On Mondays, Bryan gets ready for the high volume days of Tuesday-Thursday. Among other tasks, he prints a current client list, color-coded by day, to ensure each client only receives food once a week. He also keeps handy a list of volunteers from local churches and the community at large, organized by day.
On Tuesday, Bryan drives to Niwot, Colo., where he loads 12-14 palettes from Community Food Share on NDC’s 2006 International box truck with a lift gate, then supervises a crew of volunteers who unload the palettes, bag produce and stack miscellaneous items they manage to get, like detergent. Shopping carts get filled and lined up. At 10, clients get matched with a volunteer and a cart, and the volunteer unloads the groceries into the clients’ vehicle. That goes on until 2 p.m. Later after 9 p.m., Bryan drives to Panera for a pick-up.
Early on Wednesday morning, Bryan has pickups at Safeway and sometimes Sara Lee, then the same routine of food prep and distribution to clients from 10-2.
On Thursday morning, Bryan makes another trip to Community Food Share to pick up six to eight more palettes. Then he returns to the NDC warehouse to oversee the preparations for later in the day. Volunteers begin registering people at 5 p.m.; at 5:15, Victor and Claudio, two local pastors, conduct an optional English and Spanish service; then at 6, the shopping carts start rolling. Typically, 250-300 clients arrive on Thursday nights.
On Fridays, Bryan sends one report to Community Food Share of what food he will need for the next week, and faxes another report to Starbucks.
On Saturdays, Bryan picks up a load of food from two local Safeways, then meets with Victor and Claudio to pray about the next week’s Thursday service.
I take my place in the shopping cart line, waiting for the next client to get cleared for groceries. I get matched with a Hispanic woman who looks like she’s in her thirties. “Hi!” I say, pushing the cart onto NDC’s driveway. She smiles shyly at me, and I suspect she doesn’t speak English very well. So I break out my not-very-good, rusty Spanish.
“¡Hola! ¿Cómo está Ud.?”
“Bien, gracias,” ella dice.
“¿De dónde es Ud.?”
“¿Sí? Viví en Las Cruces, Nuevo Mexico, para cuatro años. Que fuerte que pasa en Juarez ahora mismo…”
We talked about about the sad reality of drug cartels shooting kids at birthday parties in her hometown just across the U.S. border. I loaded the groceries for her and her family in the back of her van, and we said goodbye. “¡Que vaya bien!”
NDC’s only expenses involve fueling and maintaining their trucks, and paying rent for their warehouse. Bryan is in the process of applying for grants and otherwise attempting to raise money to pay rent for year two at the warehouse, which is a welcome challenge, because when the church that originally started the pantry decided to close it, Bryan and Marilyn felt called to keep it going.

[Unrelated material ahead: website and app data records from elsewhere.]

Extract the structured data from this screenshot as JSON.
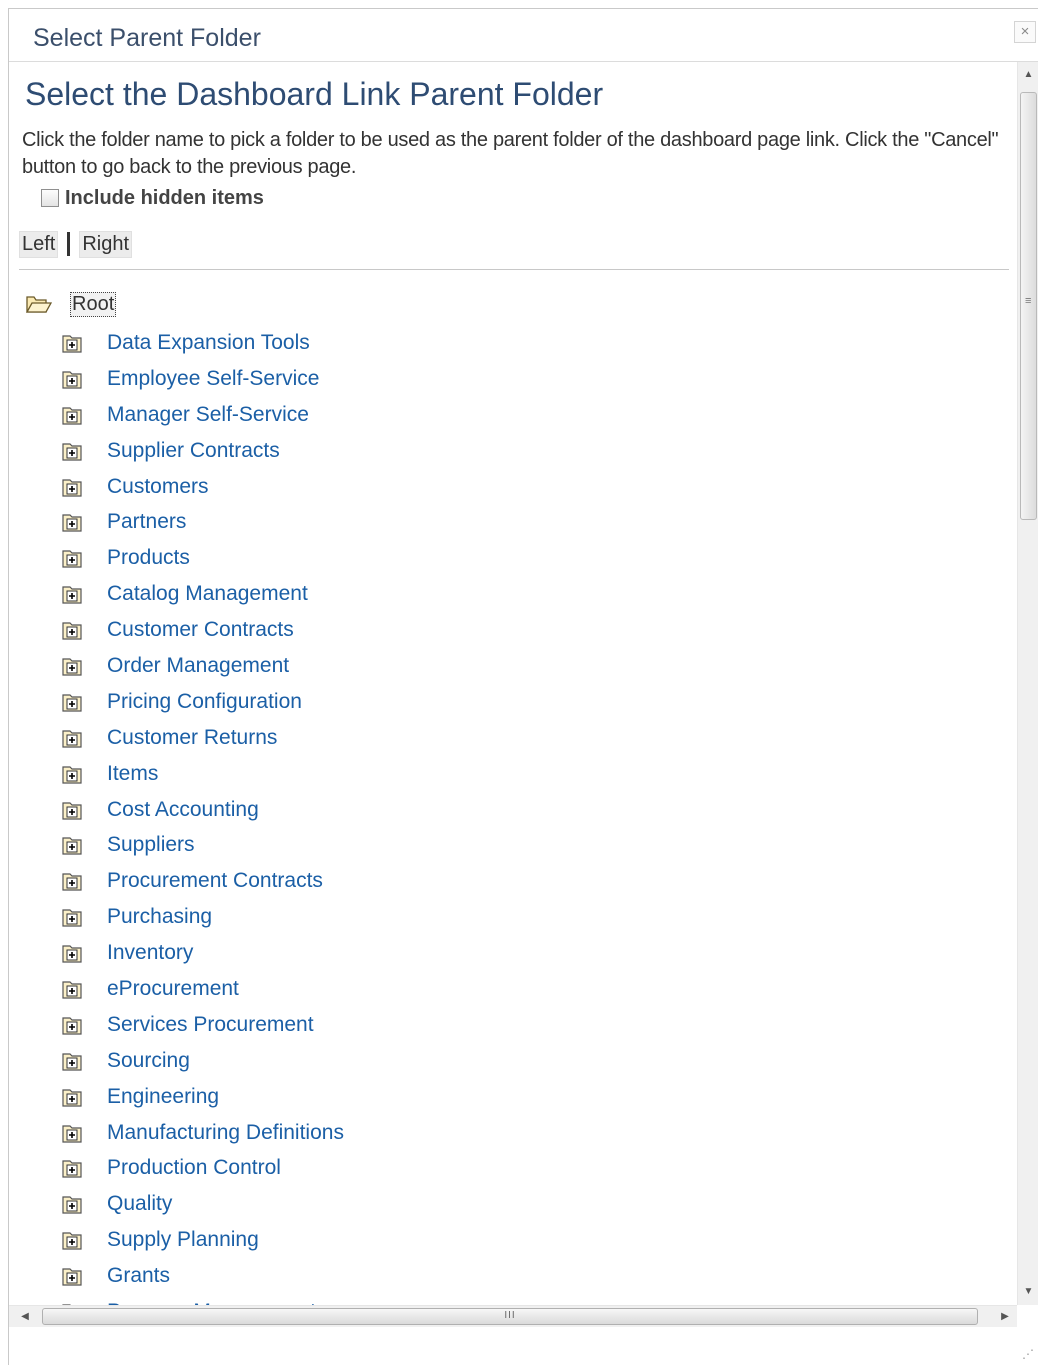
{
  "dialog": {
    "title": "Select Parent Folder",
    "close_label": "×"
  },
  "page": {
    "heading": "Select the Dashboard Link Parent Folder",
    "instructions": "Click the folder name to pick a folder to be used as the parent folder of the dashboard page link.  Click the \"Cancel\" button to go back to the previous page.",
    "include_hidden_label": "Include hidden items",
    "include_hidden_checked": false,
    "left_label": "Left",
    "right_label": "Right"
  },
  "tree": {
    "root_label": "Root",
    "folders": [
      "Data Expansion Tools",
      "Employee Self-Service",
      "Manager Self-Service",
      "Supplier Contracts",
      "Customers",
      "Partners",
      "Products",
      "Catalog Management",
      "Customer Contracts",
      "Order Management",
      "Pricing Configuration",
      "Customer Returns",
      "Items",
      "Cost Accounting",
      "Suppliers",
      "Procurement Contracts",
      "Purchasing",
      "Inventory",
      "eProcurement",
      "Services Procurement",
      "Sourcing",
      "Engineering",
      "Manufacturing Definitions",
      "Production Control",
      "Quality",
      "Supply Planning",
      "Grants",
      "Program Management"
    ]
  },
  "scrollbars": {
    "up_arrow": "▲",
    "down_arrow": "▼",
    "left_arrow": "◀",
    "right_arrow": "▶",
    "grip": "III"
  },
  "colors": {
    "link": "#1b5fa6",
    "heading": "#2e4c73",
    "title": "#3b4f6b"
  }
}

To their relief, Bryan met the leadership of Crossroads Church, a local, multi-site faith community whose motto is “serving people toward Jesus,” and a new partnership for running the pantry was born. This fall, Bryan received non-profit status for NDC, and he envisions big things for the future, including expanding the pantry’s hours, opening a thrift store to help support the pantry and complement the Habitat for Humanity Thrift Store next door, and starting a job center for training new tradesmen, plumbers and electricians.
“[Radio preacher] J. Vernon McGee used to make the statement that ‘One thing I want to do in my life is to finish strong,’” Brian recalls. “I want to finish strong. We raised five kids, I worked two jobs to support them, and we lost a sixth, Cindy, a little girl who died when she was three months, twenty days…It was called ‘crib death’ at that time. We have 13 grandkids, six great-grandkids…[but] I can’t just dry up and quit. That’s why we work at this.”